Task brief:
Every line below that contains the word "JSON" must be copied.

** Opening Input data block **

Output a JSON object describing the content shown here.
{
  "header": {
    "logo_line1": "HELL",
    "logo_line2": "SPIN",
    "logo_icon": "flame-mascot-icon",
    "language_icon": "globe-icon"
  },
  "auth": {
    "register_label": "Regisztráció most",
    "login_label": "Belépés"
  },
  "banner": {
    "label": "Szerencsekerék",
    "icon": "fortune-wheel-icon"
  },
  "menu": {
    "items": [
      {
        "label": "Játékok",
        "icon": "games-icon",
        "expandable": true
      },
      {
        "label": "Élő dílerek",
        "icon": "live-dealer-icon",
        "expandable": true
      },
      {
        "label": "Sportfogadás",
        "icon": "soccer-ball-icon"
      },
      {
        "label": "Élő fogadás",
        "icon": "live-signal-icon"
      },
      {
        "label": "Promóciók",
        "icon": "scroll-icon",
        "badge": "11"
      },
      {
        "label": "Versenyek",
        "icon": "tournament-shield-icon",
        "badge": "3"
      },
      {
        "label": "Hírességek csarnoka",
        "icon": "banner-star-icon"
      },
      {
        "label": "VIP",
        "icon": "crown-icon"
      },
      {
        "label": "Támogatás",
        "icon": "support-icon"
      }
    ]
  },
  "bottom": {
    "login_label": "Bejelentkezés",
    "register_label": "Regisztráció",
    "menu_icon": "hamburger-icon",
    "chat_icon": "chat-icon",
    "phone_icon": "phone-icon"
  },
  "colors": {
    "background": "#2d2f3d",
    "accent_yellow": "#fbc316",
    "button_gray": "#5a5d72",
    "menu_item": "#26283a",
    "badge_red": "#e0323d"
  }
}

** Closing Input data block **
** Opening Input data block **

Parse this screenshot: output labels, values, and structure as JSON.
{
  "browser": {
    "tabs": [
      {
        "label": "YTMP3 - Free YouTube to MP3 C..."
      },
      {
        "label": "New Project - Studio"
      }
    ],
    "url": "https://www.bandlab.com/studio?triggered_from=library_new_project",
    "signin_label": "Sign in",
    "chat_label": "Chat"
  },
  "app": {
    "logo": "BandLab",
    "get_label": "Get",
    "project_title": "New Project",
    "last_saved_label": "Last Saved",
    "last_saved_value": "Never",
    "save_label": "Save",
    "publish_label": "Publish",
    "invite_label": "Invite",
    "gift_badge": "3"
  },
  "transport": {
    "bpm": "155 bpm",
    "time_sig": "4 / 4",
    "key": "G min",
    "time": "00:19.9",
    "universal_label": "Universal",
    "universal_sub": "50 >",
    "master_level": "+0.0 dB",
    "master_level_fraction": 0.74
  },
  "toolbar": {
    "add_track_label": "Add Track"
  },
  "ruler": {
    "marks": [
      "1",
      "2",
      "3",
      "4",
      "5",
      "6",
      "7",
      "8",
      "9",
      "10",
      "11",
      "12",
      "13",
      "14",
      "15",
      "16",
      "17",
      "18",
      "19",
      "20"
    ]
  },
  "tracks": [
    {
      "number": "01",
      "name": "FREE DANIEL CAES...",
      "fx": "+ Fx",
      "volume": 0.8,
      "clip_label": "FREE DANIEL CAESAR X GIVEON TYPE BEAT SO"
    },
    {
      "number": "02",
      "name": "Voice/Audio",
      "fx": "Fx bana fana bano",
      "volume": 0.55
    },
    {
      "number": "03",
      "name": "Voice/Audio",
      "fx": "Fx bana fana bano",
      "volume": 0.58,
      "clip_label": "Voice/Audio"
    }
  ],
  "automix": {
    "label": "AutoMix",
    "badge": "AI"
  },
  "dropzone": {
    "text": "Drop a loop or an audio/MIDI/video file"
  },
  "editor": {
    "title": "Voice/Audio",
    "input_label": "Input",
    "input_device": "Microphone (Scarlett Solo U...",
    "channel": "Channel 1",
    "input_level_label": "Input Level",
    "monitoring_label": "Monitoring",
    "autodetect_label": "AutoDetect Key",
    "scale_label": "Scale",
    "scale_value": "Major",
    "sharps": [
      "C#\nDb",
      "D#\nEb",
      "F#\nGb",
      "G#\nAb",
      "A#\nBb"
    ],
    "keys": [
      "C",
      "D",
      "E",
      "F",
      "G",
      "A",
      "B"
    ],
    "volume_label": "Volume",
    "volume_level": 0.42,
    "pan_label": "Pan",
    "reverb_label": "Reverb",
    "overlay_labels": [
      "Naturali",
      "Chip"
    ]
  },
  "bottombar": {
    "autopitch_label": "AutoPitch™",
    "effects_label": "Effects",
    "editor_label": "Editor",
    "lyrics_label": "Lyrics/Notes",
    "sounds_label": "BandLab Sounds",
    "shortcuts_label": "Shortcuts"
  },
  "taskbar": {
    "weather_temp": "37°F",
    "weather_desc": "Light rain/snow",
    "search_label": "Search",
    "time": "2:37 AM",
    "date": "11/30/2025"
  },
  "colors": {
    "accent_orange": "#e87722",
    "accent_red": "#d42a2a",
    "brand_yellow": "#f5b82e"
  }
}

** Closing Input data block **

Output for this exercise:
Output a JSON object describing the content shown here.
Parse this screenshot: output labels, values, and structure as JSON.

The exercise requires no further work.